Genital Herpes Simplex Virus Type 1: Case Report of Oro-genital Infection by Autotransmission
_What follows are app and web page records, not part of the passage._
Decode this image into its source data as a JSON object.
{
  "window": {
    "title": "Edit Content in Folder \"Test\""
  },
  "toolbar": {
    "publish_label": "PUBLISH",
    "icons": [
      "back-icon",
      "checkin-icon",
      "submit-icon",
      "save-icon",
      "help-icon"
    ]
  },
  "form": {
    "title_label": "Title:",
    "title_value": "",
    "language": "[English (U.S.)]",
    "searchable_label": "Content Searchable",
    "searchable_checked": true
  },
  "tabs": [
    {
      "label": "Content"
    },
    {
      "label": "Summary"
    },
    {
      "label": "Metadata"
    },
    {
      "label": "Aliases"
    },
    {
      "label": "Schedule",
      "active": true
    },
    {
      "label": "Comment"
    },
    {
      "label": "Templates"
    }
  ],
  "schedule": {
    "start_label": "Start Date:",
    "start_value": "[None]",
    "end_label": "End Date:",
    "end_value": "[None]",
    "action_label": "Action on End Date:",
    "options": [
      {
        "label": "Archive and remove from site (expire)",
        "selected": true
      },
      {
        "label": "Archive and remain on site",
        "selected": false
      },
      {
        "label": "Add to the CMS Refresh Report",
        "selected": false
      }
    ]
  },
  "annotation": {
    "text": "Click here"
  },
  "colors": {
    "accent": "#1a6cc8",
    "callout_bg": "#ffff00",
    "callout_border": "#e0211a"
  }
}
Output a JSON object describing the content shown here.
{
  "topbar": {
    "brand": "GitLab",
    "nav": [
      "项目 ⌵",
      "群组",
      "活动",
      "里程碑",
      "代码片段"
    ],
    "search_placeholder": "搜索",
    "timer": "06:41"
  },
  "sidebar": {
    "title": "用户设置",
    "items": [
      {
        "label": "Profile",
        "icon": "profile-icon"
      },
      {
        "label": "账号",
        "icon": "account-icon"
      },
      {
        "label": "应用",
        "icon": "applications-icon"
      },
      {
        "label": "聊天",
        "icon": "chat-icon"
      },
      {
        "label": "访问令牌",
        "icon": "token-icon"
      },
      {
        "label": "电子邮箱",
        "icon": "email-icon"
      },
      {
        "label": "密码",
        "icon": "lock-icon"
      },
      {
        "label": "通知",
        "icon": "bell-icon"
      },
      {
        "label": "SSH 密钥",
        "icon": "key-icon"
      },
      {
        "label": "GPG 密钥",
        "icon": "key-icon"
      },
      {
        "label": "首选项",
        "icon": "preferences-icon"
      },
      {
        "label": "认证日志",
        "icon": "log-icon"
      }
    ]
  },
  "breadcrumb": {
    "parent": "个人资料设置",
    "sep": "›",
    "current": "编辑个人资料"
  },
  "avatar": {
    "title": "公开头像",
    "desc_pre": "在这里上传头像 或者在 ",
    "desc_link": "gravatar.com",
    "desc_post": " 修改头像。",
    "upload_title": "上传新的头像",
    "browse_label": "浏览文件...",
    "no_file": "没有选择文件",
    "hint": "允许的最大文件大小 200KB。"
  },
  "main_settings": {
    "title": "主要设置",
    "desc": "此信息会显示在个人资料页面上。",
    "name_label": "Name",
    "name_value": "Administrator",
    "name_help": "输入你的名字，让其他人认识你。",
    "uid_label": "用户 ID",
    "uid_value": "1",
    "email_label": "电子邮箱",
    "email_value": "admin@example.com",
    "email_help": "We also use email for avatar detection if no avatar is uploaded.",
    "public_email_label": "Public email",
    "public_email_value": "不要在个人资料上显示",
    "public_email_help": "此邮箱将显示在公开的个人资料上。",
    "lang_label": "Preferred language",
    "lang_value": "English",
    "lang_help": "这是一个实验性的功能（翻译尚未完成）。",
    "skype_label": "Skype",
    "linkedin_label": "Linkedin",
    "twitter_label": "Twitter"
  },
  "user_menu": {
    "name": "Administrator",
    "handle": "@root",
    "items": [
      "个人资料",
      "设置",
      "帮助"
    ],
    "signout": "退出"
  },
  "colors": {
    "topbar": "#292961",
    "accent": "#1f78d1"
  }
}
Introduction: Herpes simplex virus type 1 (HSV-1) is most commonly transmitted during childhood via nonsexual contacts and is related to oral herpes, while herpes simplex virus type 2 (HSV-2) is usually transmitted through sexual contact and implies genital lesions. HSV-1, however, can also cause genital herpes. We present the unusual case of oral-genital spread of a primary HSV-1 infection in a young patient who had not initiated sexual activity. Case: A 13-year-old female patient presented to the emergency department for a painful lesion on the chin, suggestive of herpes infection. Topical acyclovir and oral antibiotic treatment were initiated. Forty-eight hours later she returned for intense vulvar pain associated with multiple vulvar ulcers and bilateral inguinal lymph nodes. PCR results for genital ulcer exudate and blood IgM were positive for HSV-1. As the patient had no history of sexual activity, the primary facial HSV-1 infection was considered most likely to have spread to the genital area via autotransmission. Discussion: Differential diagnosis of genital ulcers includes sexually transmitted diseases and non-infectious diseases. In the former group, the most common cause is HSV-2. Oro-genital spread of herpes infections through sexual contact as a route of transmission is not uncommon. The patient in the present report, however, denied having engaged in sexual activity of any type at any time. We thus consider that this unusual case highlights the autotransmission of an oral HSV-1 genital herpes infection to the genital area. Conclusion: The possibility of autotransmission of HSV-1 infection by skin contact from the facial region to the genital area can be overlooked. Prophylactic measures should be taken to avoid the spread of lesions to other locations, particularly the genital area.